> Records shown:

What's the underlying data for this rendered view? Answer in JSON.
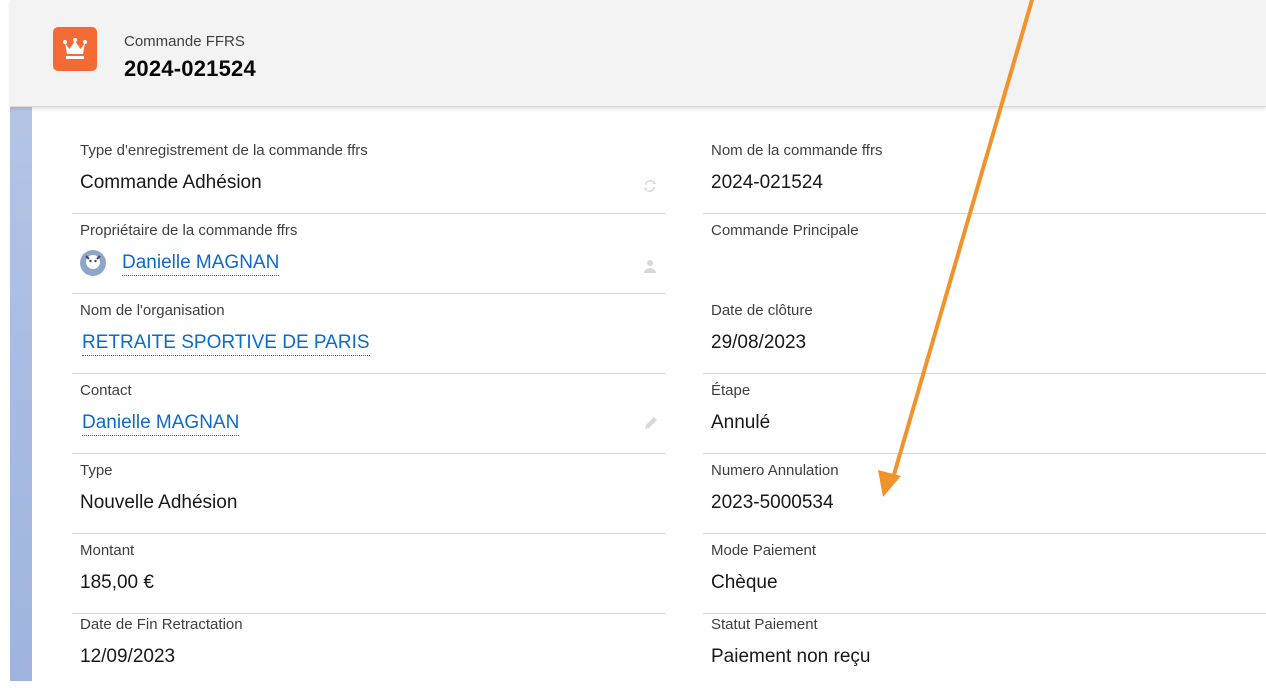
{
  "header": {
    "object_type": "Commande FFRS",
    "record_name": "2024-021524",
    "icon": "crown-icon",
    "icon_color": "#f46a34"
  },
  "fields_left": [
    {
      "label": "Type d'enregistrement de la commande ffrs",
      "value": "Commande Adhésion",
      "link": false,
      "icon": "change-record-type-icon"
    },
    {
      "label": "Propriétaire de la commande ffrs",
      "value": "Danielle MAGNAN",
      "link": true,
      "icon": "change-owner-icon"
    },
    {
      "label": "Nom de l'organisation",
      "value": "RETRAITE SPORTIVE DE PARIS",
      "link": true
    },
    {
      "label": "Contact",
      "value": "Danielle MAGNAN",
      "link": true,
      "icon": "pencil-icon"
    },
    {
      "label": "Type",
      "value": "Nouvelle Adhésion",
      "link": false
    },
    {
      "label": "Montant",
      "value": "185,00 €",
      "link": false
    },
    {
      "label": "Date de Fin Retractation",
      "value": "12/09/2023",
      "link": false
    }
  ],
  "fields_right": [
    {
      "label": "Nom de la commande ffrs",
      "value": "2024-021524"
    },
    {
      "label": "Commande Principale",
      "value": ""
    },
    {
      "label": "Date de clôture",
      "value": "29/08/2023"
    },
    {
      "label": "Étape",
      "value": "Annulé"
    },
    {
      "label": "Numero Annulation",
      "value": "2023-5000534"
    },
    {
      "label": "Mode Paiement",
      "value": "Chèque"
    },
    {
      "label": "Statut Paiement",
      "value": "Paiement non reçu"
    }
  ],
  "colors": {
    "link": "#0b6bcb",
    "annotation_arrow": "#f0932b"
  }
}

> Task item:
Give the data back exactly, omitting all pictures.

> Your response:
What's the underlying data for this rendered view? Answer in JSON.
{
  "header": {
    "object_type": "Commande FFRS",
    "record_name": "2024-021524",
    "icon": "crown-icon",
    "icon_color": "#f46a34"
  },
  "fields_left": [
    {
      "label": "Type d'enregistrement de la commande ffrs",
      "value": "Commande Adhésion",
      "link": false,
      "icon": "change-record-type-icon"
    },
    {
      "label": "Propriétaire de la commande ffrs",
      "value": "Danielle MAGNAN",
      "link": true,
      "icon": "change-owner-icon"
    },
    {
      "label": "Nom de l'organisation",
      "value": "RETRAITE SPORTIVE DE PARIS",
      "link": true
    },
    {
      "label": "Contact",
      "value": "Danielle MAGNAN",
      "link": true,
      "icon": "pencil-icon"
    },
    {
      "label": "Type",
      "value": "Nouvelle Adhésion",
      "link": false
    },
    {
      "label": "Montant",
      "value": "185,00 €",
      "link": false
    },
    {
      "label": "Date de Fin Retractation",
      "value": "12/09/2023",
      "link": false
    }
  ],
  "fields_right": [
    {
      "label": "Nom de la commande ffrs",
      "value": "2024-021524"
    },
    {
      "label": "Commande Principale",
      "value": ""
    },
    {
      "label": "Date de clôture",
      "value": "29/08/2023"
    },
    {
      "label": "Étape",
      "value": "Annulé"
    },
    {
      "label": "Numero Annulation",
      "value": "2023-5000534"
    },
    {
      "label": "Mode Paiement",
      "value": "Chèque"
    },
    {
      "label": "Statut Paiement",
      "value": "Paiement non reçu"
    }
  ],
  "colors": {
    "link": "#0b6bcb",
    "annotation_arrow": "#f0932b"
  }
}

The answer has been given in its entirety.